__Directions for this task__
Check each line of the records for "File"; collect those that have it.

========

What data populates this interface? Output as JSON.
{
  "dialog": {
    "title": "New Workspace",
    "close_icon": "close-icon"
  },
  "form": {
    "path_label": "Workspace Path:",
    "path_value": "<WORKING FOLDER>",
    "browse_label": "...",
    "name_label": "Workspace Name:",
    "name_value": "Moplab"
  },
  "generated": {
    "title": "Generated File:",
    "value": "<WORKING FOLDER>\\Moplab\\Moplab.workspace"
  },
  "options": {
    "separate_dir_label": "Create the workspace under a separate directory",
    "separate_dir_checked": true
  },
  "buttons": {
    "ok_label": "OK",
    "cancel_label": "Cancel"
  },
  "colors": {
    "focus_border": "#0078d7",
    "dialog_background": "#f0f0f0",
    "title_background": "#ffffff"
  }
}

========

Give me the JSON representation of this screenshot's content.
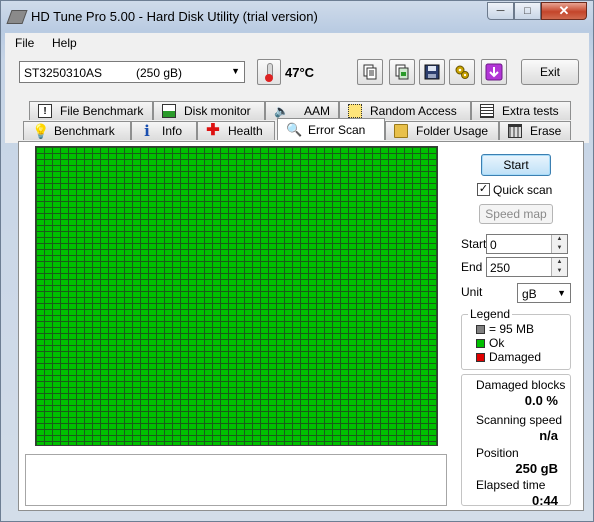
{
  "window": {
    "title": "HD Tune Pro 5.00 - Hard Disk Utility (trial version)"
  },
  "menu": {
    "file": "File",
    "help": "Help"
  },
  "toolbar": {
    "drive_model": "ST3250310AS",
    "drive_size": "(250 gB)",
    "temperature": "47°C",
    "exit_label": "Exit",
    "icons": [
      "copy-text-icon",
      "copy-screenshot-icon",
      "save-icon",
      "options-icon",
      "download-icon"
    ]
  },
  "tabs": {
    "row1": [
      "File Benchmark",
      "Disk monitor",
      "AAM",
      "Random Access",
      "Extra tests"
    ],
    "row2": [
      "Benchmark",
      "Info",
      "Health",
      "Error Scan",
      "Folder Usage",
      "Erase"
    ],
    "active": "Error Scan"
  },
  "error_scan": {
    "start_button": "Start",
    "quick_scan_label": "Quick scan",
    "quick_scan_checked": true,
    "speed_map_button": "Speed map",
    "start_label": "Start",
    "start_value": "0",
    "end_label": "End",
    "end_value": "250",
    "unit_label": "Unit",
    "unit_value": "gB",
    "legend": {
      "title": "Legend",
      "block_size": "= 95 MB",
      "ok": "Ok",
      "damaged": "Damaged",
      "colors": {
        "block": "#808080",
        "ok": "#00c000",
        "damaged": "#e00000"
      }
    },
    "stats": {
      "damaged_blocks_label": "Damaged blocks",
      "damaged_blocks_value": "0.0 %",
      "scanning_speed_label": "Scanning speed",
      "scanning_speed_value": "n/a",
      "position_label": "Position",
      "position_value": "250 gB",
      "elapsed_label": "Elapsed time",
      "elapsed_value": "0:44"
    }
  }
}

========

__Reply__
    "title": "Generated File:",
    "file": "File",
      "File Benchmark",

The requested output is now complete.